==== Supplied material ====

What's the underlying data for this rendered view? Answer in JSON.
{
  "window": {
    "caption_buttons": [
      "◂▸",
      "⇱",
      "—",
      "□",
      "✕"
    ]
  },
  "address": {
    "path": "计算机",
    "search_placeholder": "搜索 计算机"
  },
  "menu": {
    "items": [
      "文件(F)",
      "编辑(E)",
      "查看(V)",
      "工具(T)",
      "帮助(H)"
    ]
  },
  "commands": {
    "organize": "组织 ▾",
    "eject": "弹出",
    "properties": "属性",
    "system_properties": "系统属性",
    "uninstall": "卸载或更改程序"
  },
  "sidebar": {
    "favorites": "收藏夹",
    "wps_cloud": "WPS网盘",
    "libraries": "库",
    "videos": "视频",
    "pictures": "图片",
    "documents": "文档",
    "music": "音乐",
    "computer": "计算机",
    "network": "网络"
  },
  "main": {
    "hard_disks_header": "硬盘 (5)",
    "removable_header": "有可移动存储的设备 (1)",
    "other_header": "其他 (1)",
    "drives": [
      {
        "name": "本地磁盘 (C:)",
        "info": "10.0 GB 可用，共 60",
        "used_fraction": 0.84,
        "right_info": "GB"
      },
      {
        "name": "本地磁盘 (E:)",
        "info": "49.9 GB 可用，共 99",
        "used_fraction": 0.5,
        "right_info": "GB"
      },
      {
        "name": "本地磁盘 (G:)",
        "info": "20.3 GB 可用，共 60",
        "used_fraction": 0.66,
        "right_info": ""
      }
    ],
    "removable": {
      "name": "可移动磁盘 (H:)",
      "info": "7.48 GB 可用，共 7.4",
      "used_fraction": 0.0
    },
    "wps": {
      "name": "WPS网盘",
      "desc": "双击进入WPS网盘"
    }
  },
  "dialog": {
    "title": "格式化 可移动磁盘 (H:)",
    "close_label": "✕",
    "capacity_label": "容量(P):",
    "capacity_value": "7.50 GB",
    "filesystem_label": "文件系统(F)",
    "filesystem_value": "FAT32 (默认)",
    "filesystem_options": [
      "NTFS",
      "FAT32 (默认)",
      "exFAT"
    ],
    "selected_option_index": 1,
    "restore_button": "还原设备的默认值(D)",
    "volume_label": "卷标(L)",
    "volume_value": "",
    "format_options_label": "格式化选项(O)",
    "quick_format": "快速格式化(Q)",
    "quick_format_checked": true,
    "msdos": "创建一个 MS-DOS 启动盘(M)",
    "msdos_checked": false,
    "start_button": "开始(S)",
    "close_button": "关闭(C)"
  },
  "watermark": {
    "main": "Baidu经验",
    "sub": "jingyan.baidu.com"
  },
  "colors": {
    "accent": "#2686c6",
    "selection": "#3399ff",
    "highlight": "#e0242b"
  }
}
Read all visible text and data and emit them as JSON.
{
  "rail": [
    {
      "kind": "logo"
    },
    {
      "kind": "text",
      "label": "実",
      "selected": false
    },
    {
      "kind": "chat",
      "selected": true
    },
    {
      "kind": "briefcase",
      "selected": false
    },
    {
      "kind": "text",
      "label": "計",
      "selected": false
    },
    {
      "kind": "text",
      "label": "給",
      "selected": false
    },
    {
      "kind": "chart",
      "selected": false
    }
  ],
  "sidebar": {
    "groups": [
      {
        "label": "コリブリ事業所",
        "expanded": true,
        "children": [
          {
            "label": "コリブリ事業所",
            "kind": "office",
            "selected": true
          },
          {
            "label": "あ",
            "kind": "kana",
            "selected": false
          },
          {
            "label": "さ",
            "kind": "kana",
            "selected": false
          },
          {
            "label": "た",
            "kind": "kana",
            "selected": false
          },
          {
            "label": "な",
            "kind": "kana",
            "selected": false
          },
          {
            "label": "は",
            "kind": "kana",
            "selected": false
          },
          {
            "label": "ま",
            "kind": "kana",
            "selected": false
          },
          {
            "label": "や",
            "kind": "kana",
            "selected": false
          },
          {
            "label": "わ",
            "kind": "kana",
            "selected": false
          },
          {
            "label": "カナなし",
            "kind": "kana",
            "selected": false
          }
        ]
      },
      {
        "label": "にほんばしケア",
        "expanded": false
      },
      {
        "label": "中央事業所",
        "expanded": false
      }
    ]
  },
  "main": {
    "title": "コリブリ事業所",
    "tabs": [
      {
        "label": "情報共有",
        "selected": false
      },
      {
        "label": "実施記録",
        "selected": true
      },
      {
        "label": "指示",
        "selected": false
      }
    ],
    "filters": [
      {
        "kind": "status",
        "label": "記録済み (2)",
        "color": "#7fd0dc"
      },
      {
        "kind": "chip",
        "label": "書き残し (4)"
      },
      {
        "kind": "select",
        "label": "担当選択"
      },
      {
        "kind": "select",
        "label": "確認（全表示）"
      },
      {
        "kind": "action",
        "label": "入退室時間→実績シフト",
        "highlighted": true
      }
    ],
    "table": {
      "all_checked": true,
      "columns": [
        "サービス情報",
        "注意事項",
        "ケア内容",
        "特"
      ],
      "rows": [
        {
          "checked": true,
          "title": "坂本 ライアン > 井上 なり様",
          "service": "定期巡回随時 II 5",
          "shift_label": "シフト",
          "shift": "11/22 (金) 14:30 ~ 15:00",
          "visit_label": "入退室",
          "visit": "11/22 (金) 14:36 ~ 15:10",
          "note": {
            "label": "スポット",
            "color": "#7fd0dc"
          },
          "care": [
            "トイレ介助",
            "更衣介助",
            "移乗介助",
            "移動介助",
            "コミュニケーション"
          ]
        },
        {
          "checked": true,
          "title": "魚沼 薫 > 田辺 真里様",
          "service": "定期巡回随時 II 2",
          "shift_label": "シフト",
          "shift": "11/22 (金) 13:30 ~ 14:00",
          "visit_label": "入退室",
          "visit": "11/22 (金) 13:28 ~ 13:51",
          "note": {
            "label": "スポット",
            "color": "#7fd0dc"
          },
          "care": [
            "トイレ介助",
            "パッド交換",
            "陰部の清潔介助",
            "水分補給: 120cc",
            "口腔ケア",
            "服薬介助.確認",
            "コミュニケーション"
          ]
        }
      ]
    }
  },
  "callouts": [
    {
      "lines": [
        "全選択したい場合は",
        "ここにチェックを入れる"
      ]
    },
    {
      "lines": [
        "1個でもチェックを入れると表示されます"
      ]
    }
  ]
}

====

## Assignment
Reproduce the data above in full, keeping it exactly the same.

## The answer
What's the underlying data for this rendered view? Answer in JSON.
{
  "window": {
    "caption_buttons": [
      "◂▸",
      "⇱",
      "—",
      "□",
      "✕"
    ]
  },
  "address": {
    "path": "计算机",
    "search_placeholder": "搜索 计算机"
  },
  "menu": {
    "items": [
      "文件(F)",
      "编辑(E)",
      "查看(V)",
      "工具(T)",
      "帮助(H)"
    ]
  },
  "commands": {
    "organize": "组织 ▾",
    "eject": "弹出",
    "properties": "属性",
    "system_properties": "系统属性",
    "uninstall": "卸载或更改程序"
  },
  "sidebar": {
    "favorites": "收藏夹",
    "wps_cloud": "WPS网盘",
    "libraries": "库",
    "videos": "视频",
    "pictures": "图片",
    "documents": "文档",
    "music": "音乐",
    "computer": "计算机",
    "network": "网络"
  },
  "main": {
    "hard_disks_header": "硬盘 (5)",
    "removable_header": "有可移动存储的设备 (1)",
    "other_header": "其他 (1)",
    "drives": [
      {
        "name": "本地磁盘 (C:)",
        "info": "10.0 GB 可用，共 60",
        "used_fraction": 0.84,
        "right_info": "GB"
      },
      {
        "name": "本地磁盘 (E:)",
        "info": "49.9 GB 可用，共 99",
        "used_fraction": 0.5,
        "right_info": "GB"
      },
      {
        "name": "本地磁盘 (G:)",
        "info": "20.3 GB 可用，共 60",
        "used_fraction": 0.66,
        "right_info": ""
      }
    ],
    "removable": {
      "name": "可移动磁盘 (H:)",
      "info": "7.48 GB 可用，共 7.4",
      "used_fraction": 0.0
    },
    "wps": {
      "name": "WPS网盘",
      "desc": "双击进入WPS网盘"
    }
  },
  "dialog": {
    "title": "格式化 可移动磁盘 (H:)",
    "close_label": "✕",
    "capacity_label": "容量(P):",
    "capacity_value": "7.50 GB",
    "filesystem_label": "文件系统(F)",
    "filesystem_value": "FAT32 (默认)",
    "filesystem_options": [
      "NTFS",
      "FAT32 (默认)",
      "exFAT"
    ],
    "selected_option_index": 1,
    "restore_button": "还原设备的默认值(D)",
    "volume_label": "卷标(L)",
    "volume_value": "",
    "format_options_label": "格式化选项(O)",
    "quick_format": "快速格式化(Q)",
    "quick_format_checked": true,
    "msdos": "创建一个 MS-DOS 启动盘(M)",
    "msdos_checked": false,
    "start_button": "开始(S)",
    "close_button": "关闭(C)"
  },
  "watermark": {
    "main": "Baidu经验",
    "sub": "jingyan.baidu.com"
  },
  "colors": {
    "accent": "#2686c6",
    "selection": "#3399ff",
    "highlight": "#e0242b"
  }
}
Read all visible text and data and emit them as JSON.
{
  "rail": [
    {
      "kind": "logo"
    },
    {
      "kind": "text",
      "label": "実",
      "selected": false
    },
    {
      "kind": "chat",
      "selected": true
    },
    {
      "kind": "briefcase",
      "selected": false
    },
    {
      "kind": "text",
      "label": "計",
      "selected": false
    },
    {
      "kind": "text",
      "label": "給",
      "selected": false
    },
    {
      "kind": "chart",
      "selected": false
    }
  ],
  "sidebar": {
    "groups": [
      {
        "label": "コリブリ事業所",
        "expanded": true,
        "children": [
          {
            "label": "コリブリ事業所",
            "kind": "office",
            "selected": true
          },
          {
            "label": "あ",
            "kind": "kana",
            "selected": false
          },
          {
            "label": "さ",
            "kind": "kana",
            "selected": false
          },
          {
            "label": "た",
            "kind": "kana",
            "selected": false
          },
          {
            "label": "な",
            "kind": "kana",
            "selected": false
          },
          {
            "label": "は",
            "kind": "kana",
            "selected": false
          },
          {
            "label": "ま",
            "kind": "kana",
            "selected": false
          },
          {
            "label": "や",
            "kind": "kana",
            "selected": false
          },
          {
            "label": "わ",
            "kind": "kana",
            "selected": false
          },
          {
            "label": "カナなし",
            "kind": "kana",
            "selected": false
          }
        ]
      },
      {
        "label": "にほんばしケア",
        "expanded": false
      },
      {
        "label": "中央事業所",
        "expanded": false
      }
    ]
  },
  "main": {
    "title": "コリブリ事業所",
    "tabs": [
      {
        "label": "情報共有",
        "selected": false
      },
      {
        "label": "実施記録",
        "selected": true
      },
      {
        "label": "指示",
        "selected": false
      }
    ],
    "filters": [
      {
        "kind": "status",
        "label": "記録済み (2)",
        "color": "#7fd0dc"
      },
      {
        "kind": "chip",
        "label": "書き残し (4)"
      },
      {
        "kind": "select",
        "label": "担当選択"
      },
      {
        "kind": "select",
        "label": "確認（全表示）"
      },
      {
        "kind": "action",
        "label": "入退室時間→実績シフト",
        "highlighted": true
      }
    ],
    "table": {
      "all_checked": true,
      "columns": [
        "サービス情報",
        "注意事項",
        "ケア内容",
        "特"
      ],
      "rows": [
        {
          "checked": true,
          "title": "坂本 ライアン > 井上 なり様",
          "service": "定期巡回随時 II 5",
          "shift_label": "シフト",
          "shift": "11/22 (金) 14:30 ~ 15:00",
          "visit_label": "入退室",
          "visit": "11/22 (金) 14:36 ~ 15:10",
          "note": {
            "label": "スポット",
            "color": "#7fd0dc"
          },
          "care": [
            "トイレ介助",
            "更衣介助",
            "移乗介助",
            "移動介助",
            "コミュニケーション"
          ]
        },
        {
          "checked": true,
          "title": "魚沼 薫 > 田辺 真里様",
          "service": "定期巡回随時 II 2",
          "shift_label": "シフト",
          "shift": "11/22 (金) 13:30 ~ 14:00",
          "visit_label": "入退室",
          "visit": "11/22 (金) 13:28 ~ 13:51",
          "note": {
            "label": "スポット",
            "color": "#7fd0dc"
          },
          "care": [
            "トイレ介助",
            "パッド交換",
            "陰部の清潔介助",
            "水分補給: 120cc",
            "口腔ケア",
            "服薬介助.確認",
            "コミュニケーション"
          ]
        }
      ]
    }
  },
  "callouts": [
    {
      "lines": [
        "全選択したい場合は",
        "ここにチェックを入れる"
      ]
    },
    {
      "lines": [
        "1個でもチェックを入れると表示されます"
      ]
    }
  ]
}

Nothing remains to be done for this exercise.